About The Mysterious Governess
Two beautiful sisters—one illegitimate, the other nobly born—compete for love amidst the scandal and intrigue of a Regency London Season.
Lissa Hazlett lives life in the shadows. The beautiful, illegitimate daughter of Viscount Partington earns her living as an overworked governess while her vain and spoiled half sister, Araminta, enjoys London’s social whirl as its most feted debutante.
When Lissa’s rare talent as a portraitist brings her unexpectedly into the bosom of society—and into the midst of a scandal involving Araminta and suspected English traitor Lord Debenham—she finds an unlikely ally: charming and besotted Ralph Tunley, Lord Debenham’s underpaid, enterprising secretary. Ralph can’t afford to leave the employ of the villainous viscount much less keep a wife but he can help Lissa cleverly navigate a perilous web of lies that will ensure everyone gets what they deserve.
Although The Mysterious Governess is about Lissa, who is Araminta’s half-sister, the plot involves them equally. Lissa is hard-working and honourable, the antithesis of Araminta, as you will see below, in this short extract:
“Is everything all right, Miss? Were the fireworks grand? You’re back earlier than I’d ‘spected.” Jane, who was polishing the silver bottles on her mistress’s dressing table, looked up nervously as Araminta entered the room.
Without a word, Araminta brought one arm across the entire surface and sent powder bottles, perfume vials, hairbrushes and jewelry boxes crashing to the floor.
Then she threw herself onto her bed and burst into noisy tears.
“Oh, Miss, I take it things didn’t go to plan,” said Jane, going down on her knees to start to clean up the mess before changing her mind and putting a tentatively soothing hand upon Araminta’s back.
“No, they did not!” Araminta shrieked, beating her fists upon the counterpane.
“So, His Lordship didn’t ask you to marry him, then?”
“Yes he did!” Araminta rolled onto her back and glared at Jane. “He asked me to marry him and then said he had to go away on important business for two months!
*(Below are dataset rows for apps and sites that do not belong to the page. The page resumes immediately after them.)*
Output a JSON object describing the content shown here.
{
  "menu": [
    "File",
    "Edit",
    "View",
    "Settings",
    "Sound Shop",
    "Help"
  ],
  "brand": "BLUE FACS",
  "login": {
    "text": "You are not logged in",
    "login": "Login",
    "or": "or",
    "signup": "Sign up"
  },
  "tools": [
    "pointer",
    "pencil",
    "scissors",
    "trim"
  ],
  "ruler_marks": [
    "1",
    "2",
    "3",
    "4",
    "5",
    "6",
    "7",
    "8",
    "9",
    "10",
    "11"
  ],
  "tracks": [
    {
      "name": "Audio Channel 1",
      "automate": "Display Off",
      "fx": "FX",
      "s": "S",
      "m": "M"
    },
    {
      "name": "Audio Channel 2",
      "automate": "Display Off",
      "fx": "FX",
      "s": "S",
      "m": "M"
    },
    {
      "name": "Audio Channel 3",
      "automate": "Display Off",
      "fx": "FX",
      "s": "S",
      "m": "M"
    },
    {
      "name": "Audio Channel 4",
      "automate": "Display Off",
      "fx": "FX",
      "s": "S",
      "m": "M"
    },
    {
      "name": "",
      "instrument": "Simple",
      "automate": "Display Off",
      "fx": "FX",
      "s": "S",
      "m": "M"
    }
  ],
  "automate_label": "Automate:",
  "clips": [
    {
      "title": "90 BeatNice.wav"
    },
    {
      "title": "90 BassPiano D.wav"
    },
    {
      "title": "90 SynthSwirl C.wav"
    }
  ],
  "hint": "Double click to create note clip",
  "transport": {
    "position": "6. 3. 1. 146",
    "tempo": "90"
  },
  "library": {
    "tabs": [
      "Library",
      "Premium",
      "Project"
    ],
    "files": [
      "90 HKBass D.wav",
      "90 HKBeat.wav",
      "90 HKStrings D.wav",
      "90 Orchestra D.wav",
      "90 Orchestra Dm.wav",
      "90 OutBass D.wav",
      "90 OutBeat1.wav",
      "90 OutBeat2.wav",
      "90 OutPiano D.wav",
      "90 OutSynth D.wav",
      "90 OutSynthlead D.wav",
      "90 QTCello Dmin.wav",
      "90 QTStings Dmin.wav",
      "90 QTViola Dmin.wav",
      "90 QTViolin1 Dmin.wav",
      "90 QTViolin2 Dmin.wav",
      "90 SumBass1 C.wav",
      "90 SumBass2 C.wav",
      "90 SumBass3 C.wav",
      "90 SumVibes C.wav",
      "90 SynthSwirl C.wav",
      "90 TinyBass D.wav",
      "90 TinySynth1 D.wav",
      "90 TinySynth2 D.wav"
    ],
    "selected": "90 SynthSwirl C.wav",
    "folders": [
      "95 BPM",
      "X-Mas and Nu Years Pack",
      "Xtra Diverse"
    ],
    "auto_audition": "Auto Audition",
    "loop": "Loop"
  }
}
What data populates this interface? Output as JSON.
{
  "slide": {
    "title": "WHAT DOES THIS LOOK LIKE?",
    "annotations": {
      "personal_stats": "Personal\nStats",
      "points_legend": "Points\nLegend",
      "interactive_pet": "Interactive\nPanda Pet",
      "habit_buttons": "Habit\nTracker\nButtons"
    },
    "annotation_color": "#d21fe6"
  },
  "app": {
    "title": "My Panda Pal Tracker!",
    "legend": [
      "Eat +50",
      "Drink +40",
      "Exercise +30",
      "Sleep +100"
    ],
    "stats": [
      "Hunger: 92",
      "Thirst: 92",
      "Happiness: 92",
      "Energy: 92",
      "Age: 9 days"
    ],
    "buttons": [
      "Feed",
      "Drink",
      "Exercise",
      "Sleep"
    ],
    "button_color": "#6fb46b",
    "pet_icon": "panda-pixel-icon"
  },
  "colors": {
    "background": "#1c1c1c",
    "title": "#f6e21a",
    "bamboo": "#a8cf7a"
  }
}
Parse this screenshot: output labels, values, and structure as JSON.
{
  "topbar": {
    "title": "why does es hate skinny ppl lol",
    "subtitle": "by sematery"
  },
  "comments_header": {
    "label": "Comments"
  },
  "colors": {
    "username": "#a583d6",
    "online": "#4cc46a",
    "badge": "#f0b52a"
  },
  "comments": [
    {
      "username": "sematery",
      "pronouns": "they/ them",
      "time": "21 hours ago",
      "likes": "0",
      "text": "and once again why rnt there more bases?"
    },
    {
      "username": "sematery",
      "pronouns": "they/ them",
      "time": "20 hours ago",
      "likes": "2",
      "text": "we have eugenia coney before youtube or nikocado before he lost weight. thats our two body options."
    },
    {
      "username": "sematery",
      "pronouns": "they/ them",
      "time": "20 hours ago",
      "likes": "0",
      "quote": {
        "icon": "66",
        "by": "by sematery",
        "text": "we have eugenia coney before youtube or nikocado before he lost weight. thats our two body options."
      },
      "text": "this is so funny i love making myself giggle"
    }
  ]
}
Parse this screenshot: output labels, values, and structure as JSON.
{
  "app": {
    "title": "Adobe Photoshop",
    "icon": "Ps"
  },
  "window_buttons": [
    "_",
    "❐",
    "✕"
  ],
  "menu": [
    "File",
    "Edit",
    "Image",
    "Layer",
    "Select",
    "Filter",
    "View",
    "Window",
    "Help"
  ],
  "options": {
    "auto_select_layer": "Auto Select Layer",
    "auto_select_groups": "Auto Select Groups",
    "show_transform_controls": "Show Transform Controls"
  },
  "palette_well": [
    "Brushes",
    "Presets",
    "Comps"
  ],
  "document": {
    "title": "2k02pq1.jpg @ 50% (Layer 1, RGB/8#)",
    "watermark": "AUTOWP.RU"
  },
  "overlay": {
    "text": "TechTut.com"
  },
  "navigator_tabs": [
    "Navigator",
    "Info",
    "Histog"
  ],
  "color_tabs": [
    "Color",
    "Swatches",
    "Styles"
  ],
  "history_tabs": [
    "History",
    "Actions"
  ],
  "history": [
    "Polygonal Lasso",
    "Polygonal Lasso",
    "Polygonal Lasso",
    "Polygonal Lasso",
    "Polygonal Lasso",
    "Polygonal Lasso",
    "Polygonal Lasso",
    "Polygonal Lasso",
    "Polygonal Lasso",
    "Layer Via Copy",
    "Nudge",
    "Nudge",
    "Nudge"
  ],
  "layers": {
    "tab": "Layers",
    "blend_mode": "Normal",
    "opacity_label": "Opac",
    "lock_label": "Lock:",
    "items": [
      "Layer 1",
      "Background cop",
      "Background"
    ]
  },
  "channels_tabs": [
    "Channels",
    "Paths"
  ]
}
Two months! Where does that leave me? In an impossible situation, I don’t need to tell you. I might as well throw myself in the river, except the water’s far too cold and I’m hardly about to copy bacon-brained Edgar. There must be another way.”
“I mean to get out of this mess, you stupid girl!” Araminta screamed. Feverishly, she began to bite her fingernails before realizing the damage she was doing to an important asset. “Oh, Jane, don’t look like you’re related to a mule. Come up with a plan, for dear Lord’s sake!”
About the Author
Beverley Oakley was seventeen when she bundled up her first 500+ page romance and sent it to a publisher. However, drowning her heroine on the last page was not in line with the expectations of romance readers so Beverley became a journalist.
In 2009, Beverley published her first novel. Since then she has written more than thirteen sizzling historical romances, filled with mystery and intrigue, mostly set in England during the Georgian, Regency and Victoria eras.
Beverley lives near Melbourne opposite a picturesque nineteenth century insane asylum with the handsome Norwegian bush pilot she met in Botswana, their two beautiful daughters and a rambunctious Rhodesian Ridgeback the size of a pony.
Beverley also writes more psychological historicals, and Colonial-Africa- set romantic adventures, as Beverley Eikli.